::: DATASET EXCERPTS :::
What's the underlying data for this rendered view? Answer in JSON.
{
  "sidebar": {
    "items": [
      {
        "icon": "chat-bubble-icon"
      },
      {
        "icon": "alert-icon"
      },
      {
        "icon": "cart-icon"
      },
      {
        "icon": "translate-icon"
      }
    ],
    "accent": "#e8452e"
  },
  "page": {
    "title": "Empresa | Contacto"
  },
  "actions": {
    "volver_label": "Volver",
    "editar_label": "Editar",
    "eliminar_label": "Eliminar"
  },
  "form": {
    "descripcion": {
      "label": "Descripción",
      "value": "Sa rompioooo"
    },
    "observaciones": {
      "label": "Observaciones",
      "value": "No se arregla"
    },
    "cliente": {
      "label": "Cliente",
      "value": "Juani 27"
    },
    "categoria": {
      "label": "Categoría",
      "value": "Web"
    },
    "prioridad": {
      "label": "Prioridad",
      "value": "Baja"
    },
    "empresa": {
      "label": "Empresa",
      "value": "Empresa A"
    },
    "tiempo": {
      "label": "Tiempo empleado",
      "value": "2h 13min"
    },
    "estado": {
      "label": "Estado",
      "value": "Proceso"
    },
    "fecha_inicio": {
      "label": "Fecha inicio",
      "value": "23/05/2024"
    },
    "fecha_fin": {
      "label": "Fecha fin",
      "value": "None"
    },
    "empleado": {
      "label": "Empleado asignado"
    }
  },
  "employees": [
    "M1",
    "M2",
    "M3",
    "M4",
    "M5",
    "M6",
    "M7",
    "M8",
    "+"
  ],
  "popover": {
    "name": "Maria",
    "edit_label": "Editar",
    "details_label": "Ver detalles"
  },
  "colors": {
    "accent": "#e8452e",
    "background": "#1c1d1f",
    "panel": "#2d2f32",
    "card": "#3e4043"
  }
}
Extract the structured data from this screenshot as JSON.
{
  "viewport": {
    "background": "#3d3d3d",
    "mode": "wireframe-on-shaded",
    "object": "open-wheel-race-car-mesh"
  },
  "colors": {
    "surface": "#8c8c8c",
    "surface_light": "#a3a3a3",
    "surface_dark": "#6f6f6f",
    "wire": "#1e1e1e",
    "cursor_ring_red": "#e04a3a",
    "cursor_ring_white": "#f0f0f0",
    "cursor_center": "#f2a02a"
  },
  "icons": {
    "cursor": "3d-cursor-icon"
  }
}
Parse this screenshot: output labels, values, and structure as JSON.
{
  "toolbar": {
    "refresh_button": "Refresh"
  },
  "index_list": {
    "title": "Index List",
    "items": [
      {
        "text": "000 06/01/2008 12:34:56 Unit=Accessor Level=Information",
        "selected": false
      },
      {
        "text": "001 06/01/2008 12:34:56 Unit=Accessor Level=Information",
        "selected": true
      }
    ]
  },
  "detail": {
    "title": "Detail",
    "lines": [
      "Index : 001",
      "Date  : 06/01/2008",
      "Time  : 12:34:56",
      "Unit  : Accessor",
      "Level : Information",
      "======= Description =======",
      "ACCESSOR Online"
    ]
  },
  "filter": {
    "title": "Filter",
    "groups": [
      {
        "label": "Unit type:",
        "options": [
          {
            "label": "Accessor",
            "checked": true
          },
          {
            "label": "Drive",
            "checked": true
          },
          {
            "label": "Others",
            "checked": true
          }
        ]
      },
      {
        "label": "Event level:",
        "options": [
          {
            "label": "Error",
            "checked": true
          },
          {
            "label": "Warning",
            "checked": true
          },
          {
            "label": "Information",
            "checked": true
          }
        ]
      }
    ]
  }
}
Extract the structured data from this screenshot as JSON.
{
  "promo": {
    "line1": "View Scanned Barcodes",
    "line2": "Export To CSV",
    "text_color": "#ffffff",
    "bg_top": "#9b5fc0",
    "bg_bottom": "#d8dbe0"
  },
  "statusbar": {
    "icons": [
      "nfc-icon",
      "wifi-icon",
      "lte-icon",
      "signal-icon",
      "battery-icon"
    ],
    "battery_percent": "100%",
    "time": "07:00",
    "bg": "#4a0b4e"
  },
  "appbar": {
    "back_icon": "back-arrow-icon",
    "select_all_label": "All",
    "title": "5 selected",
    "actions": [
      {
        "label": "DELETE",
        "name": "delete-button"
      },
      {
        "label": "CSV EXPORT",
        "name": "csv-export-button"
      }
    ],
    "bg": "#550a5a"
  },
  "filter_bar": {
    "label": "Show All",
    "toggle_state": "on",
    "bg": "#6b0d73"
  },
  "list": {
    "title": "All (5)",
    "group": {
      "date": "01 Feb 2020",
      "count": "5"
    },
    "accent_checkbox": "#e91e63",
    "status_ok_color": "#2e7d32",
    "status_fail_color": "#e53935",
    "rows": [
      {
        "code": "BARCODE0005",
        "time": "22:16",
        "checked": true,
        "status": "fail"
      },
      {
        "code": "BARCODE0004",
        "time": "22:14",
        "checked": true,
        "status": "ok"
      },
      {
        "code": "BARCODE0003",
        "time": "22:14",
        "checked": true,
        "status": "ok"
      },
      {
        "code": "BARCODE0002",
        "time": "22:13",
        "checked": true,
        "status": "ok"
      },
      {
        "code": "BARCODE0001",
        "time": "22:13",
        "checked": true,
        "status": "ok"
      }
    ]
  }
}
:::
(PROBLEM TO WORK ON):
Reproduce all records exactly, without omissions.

(SOLUTION TO THE EXERCISE):
What's the underlying data for this rendered view? Answer in JSON.
{
  "sidebar": {
    "items": [
      {
        "icon": "chat-bubble-icon"
      },
      {
        "icon": "alert-icon"
      },
      {
        "icon": "cart-icon"
      },
      {
        "icon": "translate-icon"
      }
    ],
    "accent": "#e8452e"
  },
  "page": {
    "title": "Empresa | Contacto"
  },
  "actions": {
    "volver_label": "Volver",
    "editar_label": "Editar",
    "eliminar_label": "Eliminar"
  },
  "form": {
    "descripcion": {
      "label": "Descripción",
      "value": "Sa rompioooo"
    },
    "observaciones": {
      "label": "Observaciones",
      "value": "No se arregla"
    },
    "cliente": {
      "label": "Cliente",
      "value": "Juani 27"
    },
    "categoria": {
      "label": "Categoría",
      "value": "Web"
    },
    "prioridad": {
      "label": "Prioridad",
      "value": "Baja"
    },
    "empresa": {
      "label": "Empresa",
      "value": "Empresa A"
    },
    "tiempo": {
      "label": "Tiempo empleado",
      "value": "2h 13min"
    },
    "estado": {
      "label": "Estado",
      "value": "Proceso"
    },
    "fecha_inicio": {
      "label": "Fecha inicio",
      "value": "23/05/2024"
    },
    "fecha_fin": {
      "label": "Fecha fin",
      "value": "None"
    },
    "empleado": {
      "label": "Empleado asignado"
    }
  },
  "employees": [
    "M1",
    "M2",
    "M3",
    "M4",
    "M5",
    "M6",
    "M7",
    "M8",
    "+"
  ],
  "popover": {
    "name": "Maria",
    "edit_label": "Editar",
    "details_label": "Ver detalles"
  },
  "colors": {
    "accent": "#e8452e",
    "background": "#1c1d1f",
    "panel": "#2d2f32",
    "card": "#3e4043"
  }
}
Extract the structured data from this screenshot as JSON.
{
  "viewport": {
    "background": "#3d3d3d",
    "mode": "wireframe-on-shaded",
    "object": "open-wheel-race-car-mesh"
  },
  "colors": {
    "surface": "#8c8c8c",
    "surface_light": "#a3a3a3",
    "surface_dark": "#6f6f6f",
    "wire": "#1e1e1e",
    "cursor_ring_red": "#e04a3a",
    "cursor_ring_white": "#f0f0f0",
    "cursor_center": "#f2a02a"
  },
  "icons": {
    "cursor": "3d-cursor-icon"
  }
}
Parse this screenshot: output labels, values, and structure as JSON.
{
  "toolbar": {
    "refresh_button": "Refresh"
  },
  "index_list": {
    "title": "Index List",
    "items": [
      {
        "text": "000 06/01/2008 12:34:56 Unit=Accessor Level=Information",
        "selected": false
      },
      {
        "text": "001 06/01/2008 12:34:56 Unit=Accessor Level=Information",
        "selected": true
      }
    ]
  },
  "detail": {
    "title": "Detail",
    "lines": [
      "Index : 001",
      "Date  : 06/01/2008",
      "Time  : 12:34:56",
      "Unit  : Accessor",
      "Level : Information",
      "======= Description =======",
      "ACCESSOR Online"
    ]
  },
  "filter": {
    "title": "Filter",
    "groups": [
      {
        "label": "Unit type:",
        "options": [
          {
            "label": "Accessor",
            "checked": true
          },
          {
            "label": "Drive",
            "checked": true
          },
          {
            "label": "Others",
            "checked": true
          }
        ]
      },
      {
        "label": "Event level:",
        "options": [
          {
            "label": "Error",
            "checked": true
          },
          {
            "label": "Warning",
            "checked": true
          },
          {
            "label": "Information",
            "checked": true
          }
        ]
      }
    ]
  }
}
Extract the structured data from this screenshot as JSON.
{
  "promo": {
    "line1": "View Scanned Barcodes",
    "line2": "Export To CSV",
    "text_color": "#ffffff",
    "bg_top": "#9b5fc0",
    "bg_bottom": "#d8dbe0"
  },
  "statusbar": {
    "icons": [
      "nfc-icon",
      "wifi-icon",
      "lte-icon",
      "signal-icon",
      "battery-icon"
    ],
    "battery_percent": "100%",
    "time": "07:00",
    "bg": "#4a0b4e"
  },
  "appbar": {
    "back_icon": "back-arrow-icon",
    "select_all_label": "All",
    "title": "5 selected",
    "actions": [
      {
        "label": "DELETE",
        "name": "delete-button"
      },
      {
        "label": "CSV EXPORT",
        "name": "csv-export-button"
      }
    ],
    "bg": "#550a5a"
  },
  "filter_bar": {
    "label": "Show All",
    "toggle_state": "on",
    "bg": "#6b0d73"
  },
  "list": {
    "title": "All (5)",
    "group": {
      "date": "01 Feb 2020",
      "count": "5"
    },
    "accent_checkbox": "#e91e63",
    "status_ok_color": "#2e7d32",
    "status_fail_color": "#e53935",
    "rows": [
      {
        "code": "BARCODE0005",
        "time": "22:16",
        "checked": true,
        "status": "fail"
      },
      {
        "code": "BARCODE0004",
        "time": "22:14",
        "checked": true,
        "status": "ok"
      },
      {
        "code": "BARCODE0003",
        "time": "22:14",
        "checked": true,
        "status": "ok"
      },
      {
        "code": "BARCODE0002",
        "time": "22:13",
        "checked": true,
        "status": "ok"
      },
      {
        "code": "BARCODE0001",
        "time": "22:13",
        "checked": true,
        "status": "ok"
      }
    ]
  }
}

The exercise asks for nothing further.